However, before the art, must come the history. So, a word on patronage and the politics of a gift-giving economy. Until the advent of early-modern money economies, gift-giving was the prevailing mode of effecting contractual relationships. And depictions of gift-giving can be found in art extending back to the ancient Near East.


(A procession of tributaries at the Persepolis Ceremonial Complex, 330 BCE)

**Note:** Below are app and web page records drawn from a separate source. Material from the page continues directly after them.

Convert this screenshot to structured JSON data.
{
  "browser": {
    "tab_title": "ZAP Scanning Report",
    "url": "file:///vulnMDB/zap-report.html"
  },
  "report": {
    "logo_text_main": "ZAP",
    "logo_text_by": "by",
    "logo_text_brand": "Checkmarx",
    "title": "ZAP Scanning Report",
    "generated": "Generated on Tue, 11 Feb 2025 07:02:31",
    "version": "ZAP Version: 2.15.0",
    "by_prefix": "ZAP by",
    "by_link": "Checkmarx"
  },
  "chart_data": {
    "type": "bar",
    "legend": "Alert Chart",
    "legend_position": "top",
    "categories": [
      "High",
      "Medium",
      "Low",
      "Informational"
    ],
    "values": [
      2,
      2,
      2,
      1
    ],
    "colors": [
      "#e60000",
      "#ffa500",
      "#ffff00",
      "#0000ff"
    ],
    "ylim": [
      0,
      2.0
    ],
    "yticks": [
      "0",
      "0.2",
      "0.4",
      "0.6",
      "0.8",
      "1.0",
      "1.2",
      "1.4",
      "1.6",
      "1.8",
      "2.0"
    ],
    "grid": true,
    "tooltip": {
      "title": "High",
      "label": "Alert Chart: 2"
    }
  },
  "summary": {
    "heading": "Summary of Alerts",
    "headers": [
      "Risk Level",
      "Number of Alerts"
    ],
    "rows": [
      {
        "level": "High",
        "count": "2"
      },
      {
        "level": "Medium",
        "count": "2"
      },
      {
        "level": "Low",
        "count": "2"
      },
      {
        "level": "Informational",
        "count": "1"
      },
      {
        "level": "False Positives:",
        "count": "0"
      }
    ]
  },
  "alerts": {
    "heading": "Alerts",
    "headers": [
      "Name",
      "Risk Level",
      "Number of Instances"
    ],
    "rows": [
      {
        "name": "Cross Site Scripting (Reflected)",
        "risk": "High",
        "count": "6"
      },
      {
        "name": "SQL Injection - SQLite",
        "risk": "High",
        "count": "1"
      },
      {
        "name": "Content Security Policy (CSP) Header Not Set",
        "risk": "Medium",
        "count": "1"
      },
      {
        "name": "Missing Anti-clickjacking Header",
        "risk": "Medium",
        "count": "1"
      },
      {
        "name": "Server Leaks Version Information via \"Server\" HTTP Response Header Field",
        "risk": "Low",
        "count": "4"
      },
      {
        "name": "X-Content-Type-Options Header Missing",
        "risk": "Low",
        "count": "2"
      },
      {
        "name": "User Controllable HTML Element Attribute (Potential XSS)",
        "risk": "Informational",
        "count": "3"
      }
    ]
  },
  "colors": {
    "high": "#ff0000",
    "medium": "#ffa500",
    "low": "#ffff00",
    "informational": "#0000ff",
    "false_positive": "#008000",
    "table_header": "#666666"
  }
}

Fast-forward over a milennium, and the contractual and social importance of gift-giving persists. Among all strata of medieval society (and here I am speaking of what are now England, France, and Germany) relationships were established and defined through the process of gift-giving. The bestowal of presents and the dynamics of reciprocity touched upon every social relationship, from the realm of agriculture, to government, to religion, to love. The gift was a concrete mediator binding two parties, physcially manifesting and declaring the nature of the relationship. We even know of laws dating back to the 8th century, which regulate gift-giving. Pervasive throughout these edicts was the insistence that to refuse a gift was to exhibit bad manners, and, more importantly, to flout a social contract.


(15th century image of gifts given by the Dukes of Berry and Burgundy to the emperor Charles IV)

What were the kinds of messages conveyed by the social contracts forged in medieval gift-giving? By bestowing a gift upon a a peer, the medieval individual proclaimed loyalty and perhaps kinship. Upon his beloved, fidelity and esteem. Upon a superior, fealty and honor. And upon a subordinate, he proclaimed his wealth, power, supremacy, and largesse. It’s been shown, even, that excessive prodigality and even insolvence were a form of social and symbolic currency in the middle ages. Whereas, in capitalistic societies, he who has the most wins; in medieval societies, he who gives the most wins. Common to all of these relationships of gift-giving is not only the tangible bind that the object supplied, but also the obligation it placed upon its recipient.

Unlike the anthropologist or the economic historian, however, as an art historian I am interested in the visual documentation of gift-giving. While the artifacts themselves can reveal much about the social and economic history of the Middle Ages, I am much more intrigued by the ways in which individuals presented themselves (or commissioned themselves to be represented) through the act of giving a gift. What did people in the Middle Ages want to say about themselves through commemoratory images of their bestowals, and how did these images supplement the gifts themselves?

In my next post, I’ll take up these questions and address specific images of gift-giving.

Posted in patronage | 3 Comments »